Fourth, our dependence upon God ought to be a humble dependence. There is no room for boasting (Eph. 2:9). Our victories are not accomplished in our own strength. “Nay, in all these things we are more than conquerors through him that loved us” (Rom. 8:37). When Peter healed the lame man at the temple gates, and the people began to praise him for this miracle, he responded, “Ye men of Israel, why marvel ye at this? Or why look ye so earnestly on us, as though by our own power or holiness we had made this man to walk?” (Acts 3:12). Peter then pointed them to Jesus (13, ff). In the same way, none of us have any ground for praise. All the good that we have done, we have done through Christ. It is his life that animates us. It is his grace that empowers us. And therefore it is his glory that ought to be praised.
Fifth, our dependence upon God ought to be a prayerful dependence. To say that we depend upon God and yet do not pray to him is a contradiction. Those who depend upon God must pray and will pray. Prayer is not something they have to do, it is something they feel that they must do. I read recently someone who likened prayer to eating food. You don’t force yourself to eat food. Nor do you beat yourself up if you sometimes miss a meal. You eat because you need to. In the same way, the Christian who understands just how dependent they are upon God doesn’t have to be forced to pray. Nor do they beat themselves up if they haven’t prayed as much as they should have because they know that God is gracious. But one thing they will not do: they cannot not pray. We need God more than we need the air that we breathe. In him we live, and move, and have our being. He gave us life, we are his workmanship, and we need him for every step that we take. Show me a dependent Christian, and I will show you a praying one.

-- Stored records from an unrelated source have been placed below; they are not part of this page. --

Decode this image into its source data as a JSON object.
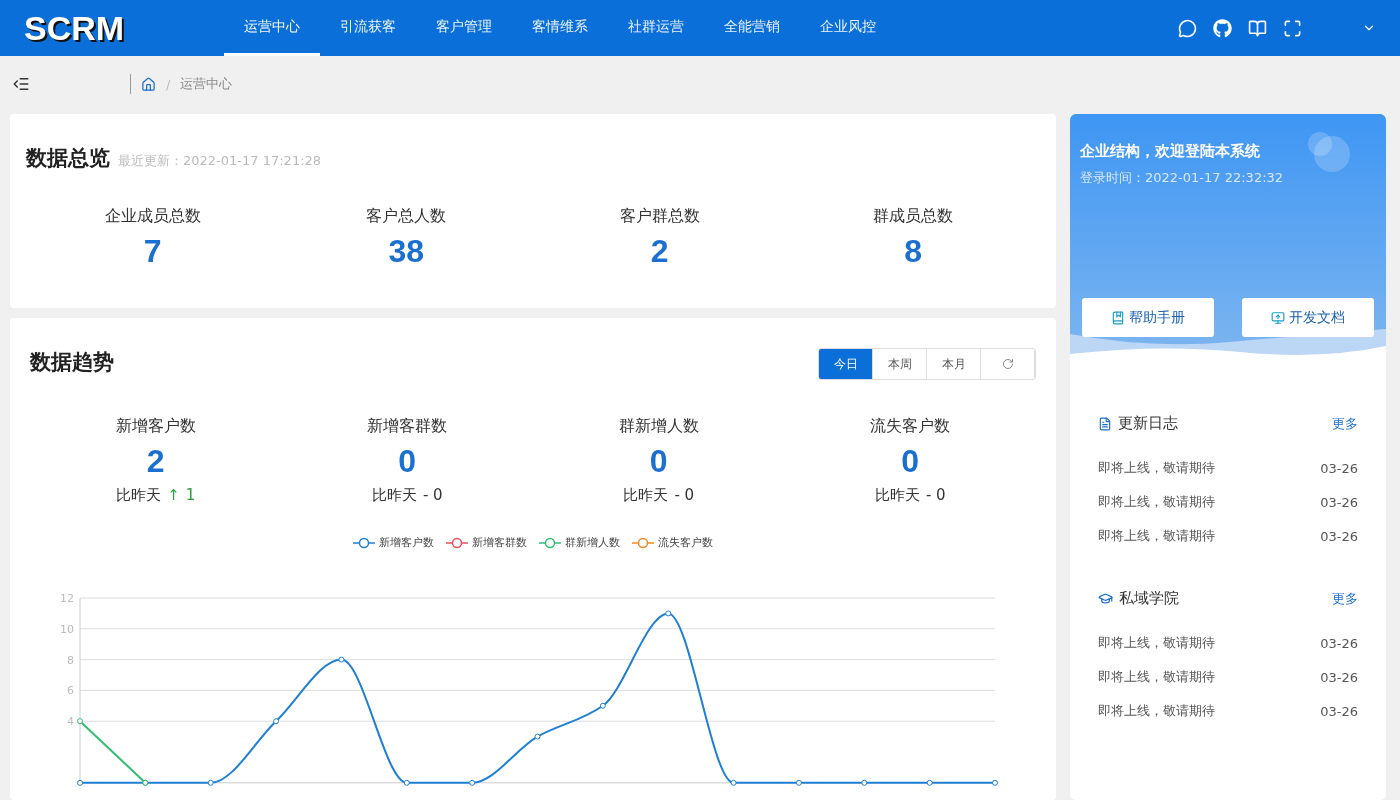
{
  "header": {
    "logo": "SCRM",
    "nav": [
      {
        "label": "运营中心",
        "selected": true
      },
      {
        "label": "引流获客",
        "selected": false
      },
      {
        "label": "客户管理",
        "selected": false
      },
      {
        "label": "客情维系",
        "selected": false
      },
      {
        "label": "社群运营",
        "selected": false
      },
      {
        "label": "全能营销",
        "selected": false
      },
      {
        "label": "企业风控",
        "selected": false
      }
    ]
  },
  "breadcrumb": {
    "separator": "/",
    "current": "运营中心"
  },
  "overview": {
    "title": "数据总览",
    "updated": "最近更新：2022-01-17 17:21:28",
    "stats": [
      {
        "label": "企业成员总数",
        "value": "7"
      },
      {
        "label": "客户总人数",
        "value": "38"
      },
      {
        "label": "客户群总数",
        "value": "2"
      },
      {
        "label": "群成员总数",
        "value": "8"
      }
    ]
  },
  "trend": {
    "title": "数据趋势",
    "ranges": [
      {
        "label": "今日",
        "selected": true
      },
      {
        "label": "本周",
        "selected": false
      },
      {
        "label": "本月",
        "selected": false
      }
    ],
    "stats": [
      {
        "label": "新增客户数",
        "value": "2",
        "compare": "比昨天",
        "kind": "up",
        "arrow": "↑",
        "delta": "1"
      },
      {
        "label": "新增客群数",
        "value": "0",
        "compare": "比昨天",
        "kind": "flat",
        "delta": "- 0"
      },
      {
        "label": "群新增人数",
        "value": "0",
        "compare": "比昨天",
        "kind": "flat",
        "delta": "- 0"
      },
      {
        "label": "流失客户数",
        "value": "0",
        "compare": "比昨天",
        "kind": "flat",
        "delta": "- 0"
      }
    ],
    "chart_data": {
      "type": "line",
      "grid": true,
      "ylim": [
        0,
        12
      ],
      "yticks": [
        4,
        6,
        8,
        10,
        12
      ],
      "series": [
        {
          "name": "新增客户数",
          "color": "#1f7fd4",
          "marker": "circle",
          "values": [
            0,
            0,
            0,
            4,
            8,
            0,
            0,
            3,
            5,
            11,
            0,
            0,
            0,
            0,
            0
          ]
        },
        {
          "name": "新增客群数",
          "color": "#e8505b",
          "values": [
            null,
            null,
            null,
            null,
            null,
            null,
            null,
            null,
            null,
            null,
            null,
            null,
            null,
            null,
            null
          ]
        },
        {
          "name": "群新增人数",
          "color": "#2fbf71",
          "marker": "circle",
          "values": [
            4,
            0,
            null,
            null,
            null,
            null,
            null,
            null,
            null,
            null,
            null,
            null,
            null,
            null,
            null
          ]
        },
        {
          "name": "流失客户数",
          "color": "#f08a24",
          "values": [
            null,
            null,
            null,
            null,
            null,
            null,
            null,
            null,
            null,
            null,
            null,
            null,
            null,
            null,
            null
          ]
        }
      ]
    }
  },
  "welcome": {
    "title": "企业结构，欢迎登陆本系统",
    "login_time": "登录时间：2022-01-17 22:32:32",
    "buttons": [
      {
        "label": "帮助手册",
        "kind": "manual"
      },
      {
        "label": "开发文档",
        "kind": "docs"
      }
    ]
  },
  "sections": [
    {
      "title": "更新日志",
      "kind": "log",
      "more": "更多",
      "items": [
        {
          "text": "即将上线，敬请期待",
          "date": "03-26"
        },
        {
          "text": "即将上线，敬请期待",
          "date": "03-26"
        },
        {
          "text": "即将上线，敬请期待",
          "date": "03-26"
        }
      ]
    },
    {
      "title": "私域学院",
      "kind": "school",
      "more": "更多",
      "items": [
        {
          "text": "即将上线，敬请期待",
          "date": "03-26"
        },
        {
          "text": "即将上线，敬请期待",
          "date": "03-26"
        },
        {
          "text": "即将上线，敬请期待",
          "date": "03-26"
        }
      ]
    }
  ]
}
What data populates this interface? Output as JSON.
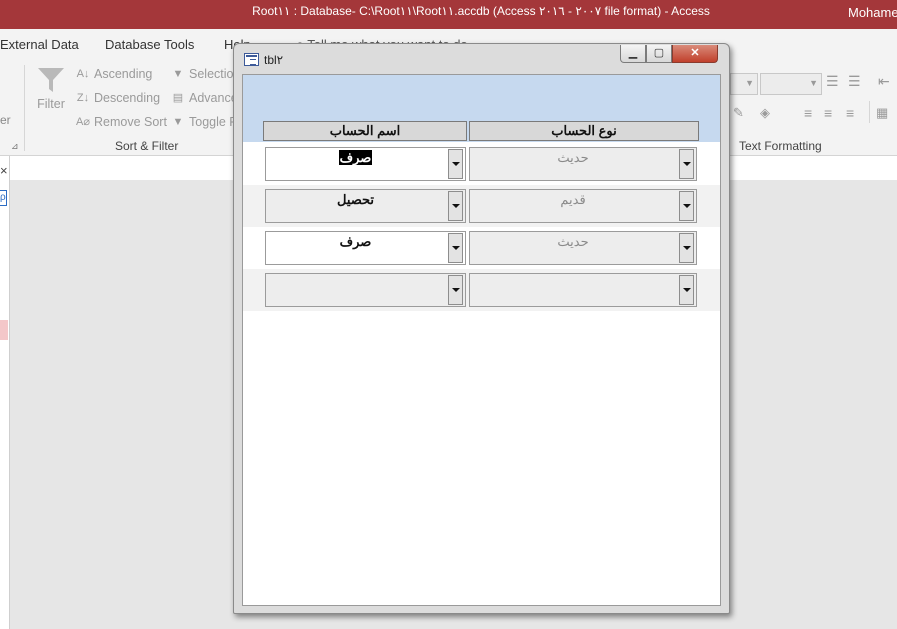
{
  "window_title": "Root١١ : Database- C:\\Root١١\\Root١١.accdb (Access ٢٠٠٧ - ٢٠١٦ file format)  -  Access",
  "user_name": "Mohame",
  "ribbon_tabs": [
    "External Data",
    "Database Tools",
    "Help"
  ],
  "tell_me": "Tell me what you want to do",
  "sort_filter": {
    "filter": "Filter",
    "ascending": "Ascending",
    "descending": "Descending",
    "remove_sort": "Remove Sort",
    "selection": "Selection",
    "advanced": "Advance",
    "toggle_filter": "Toggle F",
    "group_label": "Sort & Filter"
  },
  "left_group_fragment": "er",
  "text_formatting_label": "Text Formatting",
  "nav": {
    "close": "×",
    "search": "ρ"
  },
  "form": {
    "title": "tbl٢",
    "column_headers": {
      "type": "نوع الحساب",
      "name": "اسم الحساب"
    },
    "rows": [
      {
        "type": "حديث",
        "name": "صرف",
        "name_selected": true
      },
      {
        "type": "قديم",
        "name": "تحصيل"
      },
      {
        "type": "حديث",
        "name": "صرف"
      },
      {
        "type": "",
        "name": ""
      }
    ]
  }
}
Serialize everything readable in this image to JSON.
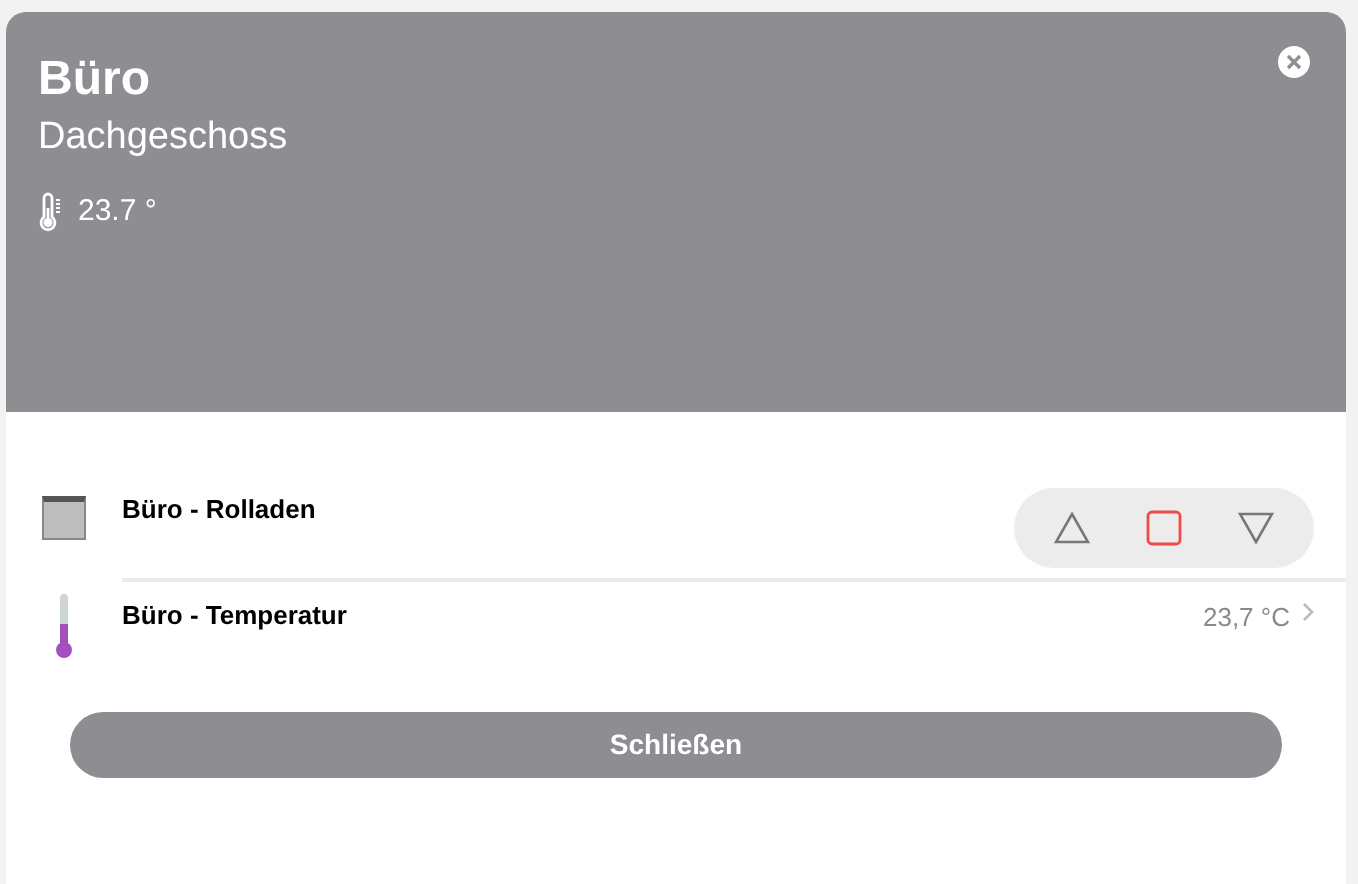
{
  "header": {
    "title": "Büro",
    "subtitle": "Dachgeschoss",
    "temperature": "23.7 °"
  },
  "items": [
    {
      "kind": "shutter",
      "label": "Büro - Rolladen"
    },
    {
      "kind": "sensor",
      "label": "Büro - Temperatur",
      "value": "23,7 °C"
    }
  ],
  "button": "Schließen"
}
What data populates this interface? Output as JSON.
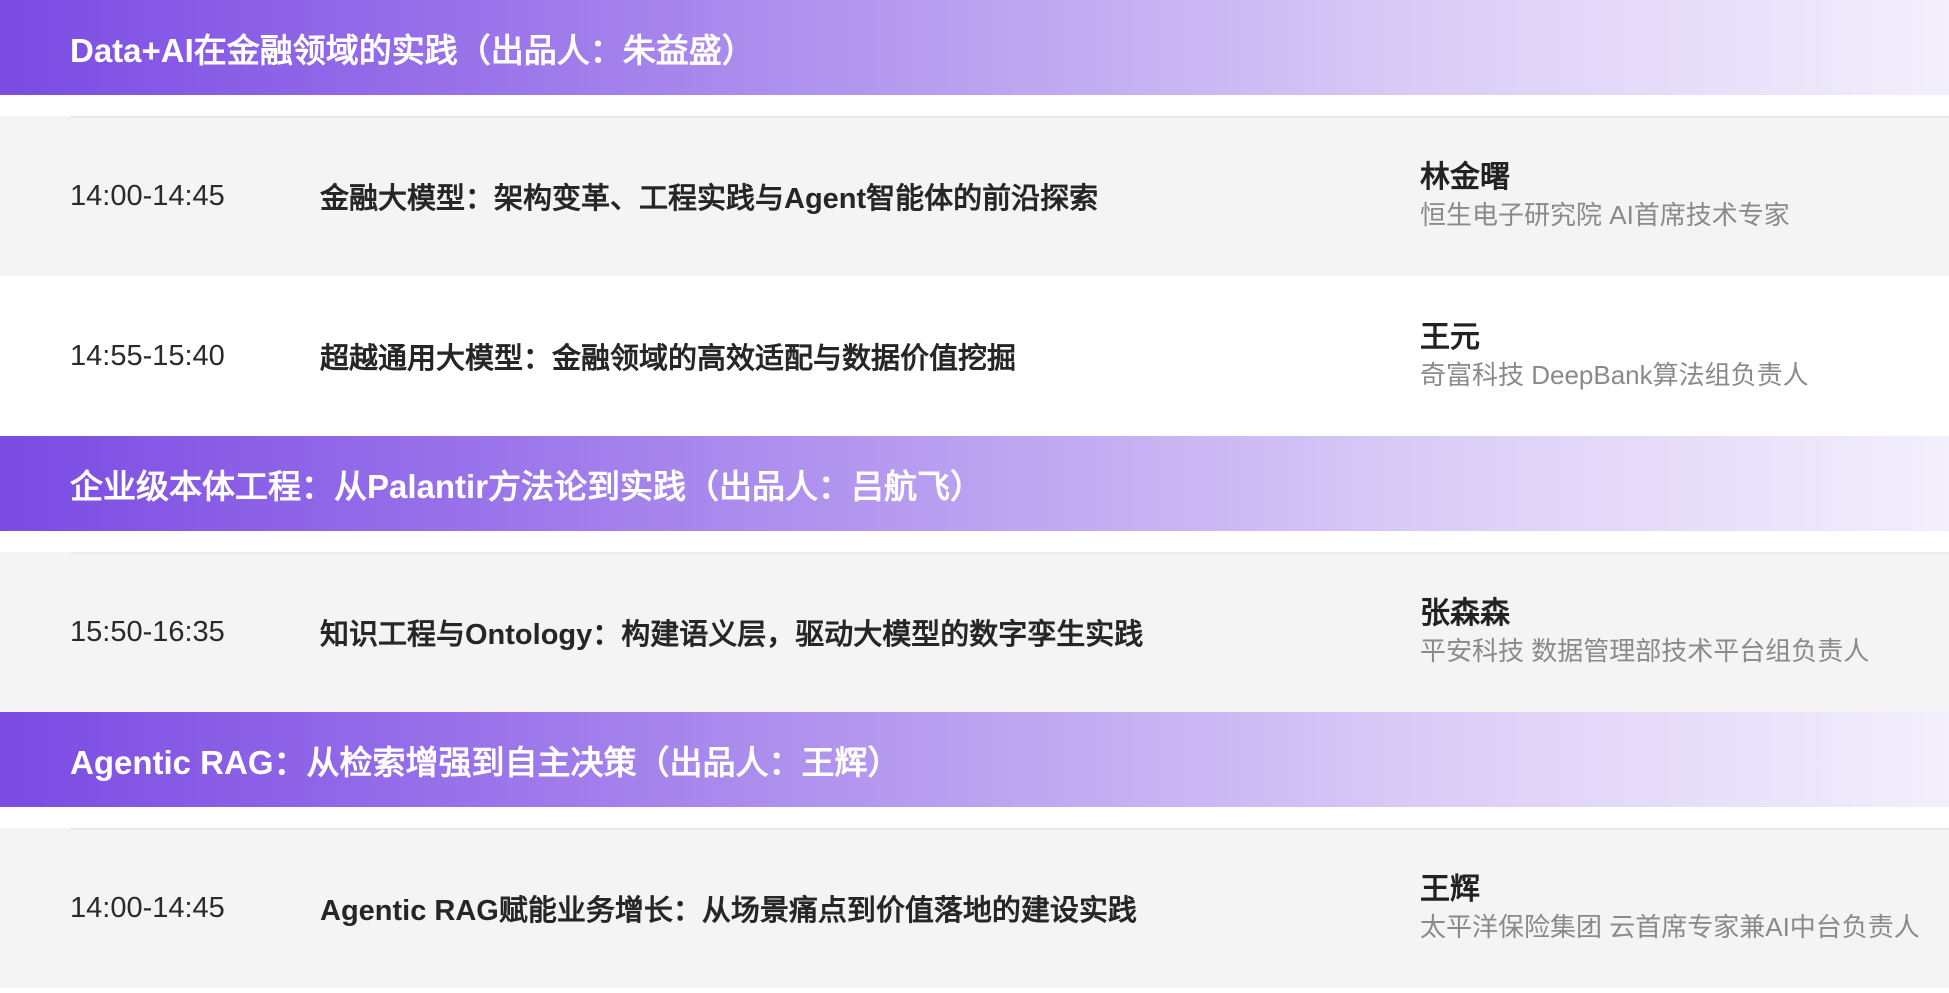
{
  "tracks": [
    {
      "title": "Data+AI在金融领域的实践（出品人：朱益盛）",
      "sessions": [
        {
          "time": "14:00-14:45",
          "title": "金融大模型：架构变革、工程实践与Agent智能体的前沿探索",
          "speaker": "林金曙",
          "role": "恒生电子研究院 AI首席技术专家"
        },
        {
          "time": "14:55-15:40",
          "title": "超越通用大模型：金融领域的高效适配与数据价值挖掘",
          "speaker": "王元",
          "role": "奇富科技 DeepBank算法组负责人"
        }
      ]
    },
    {
      "title": "企业级本体工程：从Palantir方法论到实践（出品人：吕航飞）",
      "sessions": [
        {
          "time": "15:50-16:35",
          "title": "知识工程与Ontology：构建语义层，驱动大模型的数字孪生实践",
          "speaker": "张森森",
          "role": "平安科技 数据管理部技术平台组负责人"
        }
      ]
    },
    {
      "title": "Agentic RAG：从检索增强到自主决策（出品人：王辉）",
      "sessions": [
        {
          "time": "14:00-14:45",
          "title": "Agentic RAG赋能业务增长：从场景痛点到价值落地的建设实践",
          "speaker": "王辉",
          "role": "太平洋保险集团 云首席专家兼AI中台负责人"
        }
      ]
    }
  ],
  "colors": {
    "track_gradient_start": "#7b4be3",
    "track_gradient_end": "#f3effc",
    "row_gray": "#f4f4f4",
    "speaker_role_text": "#8a8a8a"
  }
}
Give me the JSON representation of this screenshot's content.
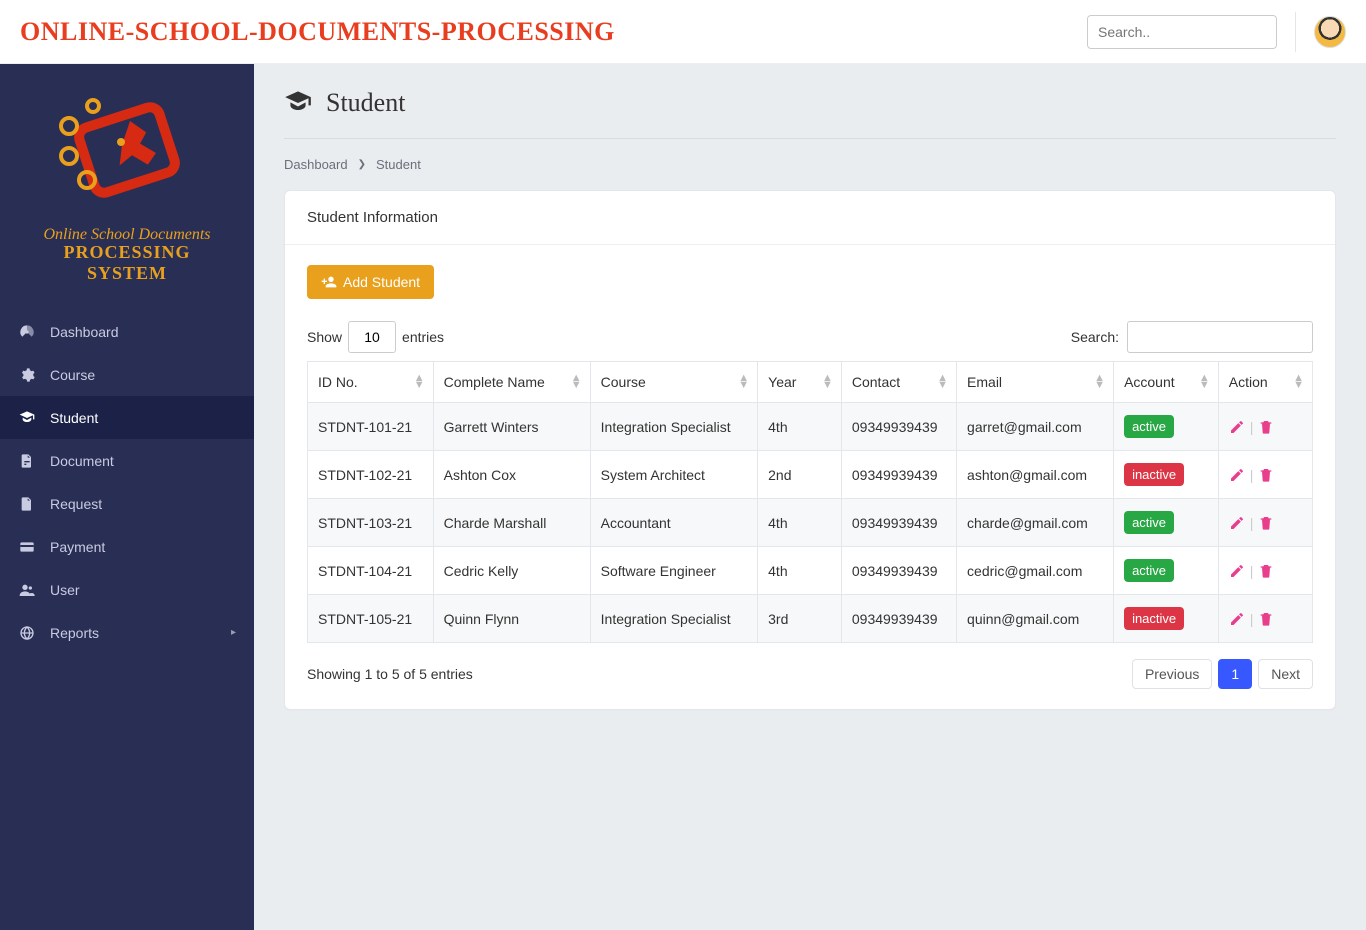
{
  "header": {
    "brand": "ONLINE-SCHOOL-DOCUMENTS-PROCESSING",
    "search_placeholder": "Search.."
  },
  "sidebar": {
    "logo_line1": "Online School Documents",
    "logo_line2": "PROCESSING SYSTEM",
    "items": [
      {
        "label": "Dashboard",
        "icon": "dashboard-icon",
        "active": false
      },
      {
        "label": "Course",
        "icon": "gear-icon",
        "active": false
      },
      {
        "label": "Student",
        "icon": "student-icon",
        "active": true
      },
      {
        "label": "Document",
        "icon": "document-icon",
        "active": false
      },
      {
        "label": "Request",
        "icon": "file-icon",
        "active": false
      },
      {
        "label": "Payment",
        "icon": "card-icon",
        "active": false
      },
      {
        "label": "User",
        "icon": "user-icon",
        "active": false
      },
      {
        "label": "Reports",
        "icon": "globe-icon",
        "active": false,
        "has_sub": true
      }
    ]
  },
  "page": {
    "title": "Student",
    "breadcrumb_prev": "Dashboard",
    "breadcrumb_current": "Student",
    "card_title": "Student Information",
    "add_button": "Add Student",
    "show_label_pre": "Show",
    "show_value": "10",
    "show_label_post": "entries",
    "search_label": "Search:",
    "columns": [
      "ID No.",
      "Complete Name",
      "Course",
      "Year",
      "Contact",
      "Email",
      "Account",
      "Action"
    ],
    "rows": [
      {
        "id": "STDNT-101-21",
        "name": "Garrett Winters",
        "course": "Integration Specialist",
        "year": "4th",
        "contact": "09349939439",
        "email": "garret@gmail.com",
        "account": "active"
      },
      {
        "id": "STDNT-102-21",
        "name": "Ashton Cox",
        "course": "System Architect",
        "year": "2nd",
        "contact": "09349939439",
        "email": "ashton@gmail.com",
        "account": "inactive"
      },
      {
        "id": "STDNT-103-21",
        "name": "Charde Marshall",
        "course": "Accountant",
        "year": "4th",
        "contact": "09349939439",
        "email": "charde@gmail.com",
        "account": "active"
      },
      {
        "id": "STDNT-104-21",
        "name": "Cedric Kelly",
        "course": "Software Engineer",
        "year": "4th",
        "contact": "09349939439",
        "email": "cedric@gmail.com",
        "account": "active"
      },
      {
        "id": "STDNT-105-21",
        "name": "Quinn Flynn",
        "course": "Integration Specialist",
        "year": "3rd",
        "contact": "09349939439",
        "email": "quinn@gmail.com",
        "account": "inactive"
      }
    ],
    "footer_info": "Showing 1 to 5 of 5 entries",
    "pager": {
      "prev": "Previous",
      "current": "1",
      "next": "Next"
    }
  }
}
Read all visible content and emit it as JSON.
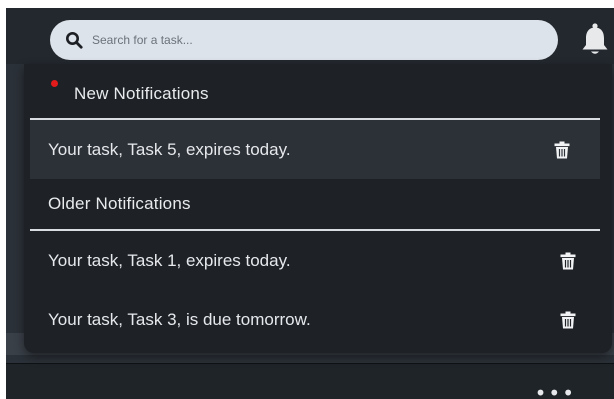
{
  "search": {
    "placeholder": "Search for a task..."
  },
  "icons": {
    "search": "search-icon",
    "bell": "bell-icon",
    "trash": "trash-icon",
    "more": "more-horizontal-icon"
  },
  "notifications": {
    "new_header": "New Notifications",
    "new_items": [
      {
        "text": "Your task, Task 5, expires today."
      }
    ],
    "older_header": "Older Notifications",
    "older_items": [
      {
        "text": "Your task, Task 1, expires today."
      },
      {
        "text": "Your task, Task 3, is due tomorrow."
      }
    ]
  },
  "more_label": "•••",
  "colors": {
    "unread_dot": "#e31b1b",
    "dropdown_bg": "#1e2227",
    "highlight_row": "#2c3138",
    "search_bg": "#dde3ea"
  }
}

Finally, our dependence upon God ought to be a worshipful dependence. In Ephesians 2, Paul is worshiping God as much as he is teaching about him. How can you not worship God who has given you life, raised you from a death in sins, and seated you in the heavenly places in Christ? God has not only been good to us, he has been eternally gracious to us, delivering us from what we deserved to give us what we do not. Worship and prayer flavor the lives of those who are conscious of what God has done, is doing, and will do for them.
My friends, the world wants to tell you how to feel empowered. What they mean by this is that you can look inside yourself and find the strength and power and confidence to make something of yourself in this life. This is not what Paul or the gospel or our Lord promises his followers. Instead, it calls us to look outside of ourselves to Christ and find his strength and power and grace that makes dead men into living men not only in this life but for all eternity. Don’t believe the fake and cheap lie that the world is peddling. Believe the gospel. Believe the word of God. Look, not to yourself, but to Christ and in him find life and grace and power and joy forever.
 In the Greek, the word “it” is neuter, whereas “faith” is feminine. So “it is the gift of God” does not refer only to faith. Rather, it must refer to the entirety of our salvation which is by grace and of which faith is a part.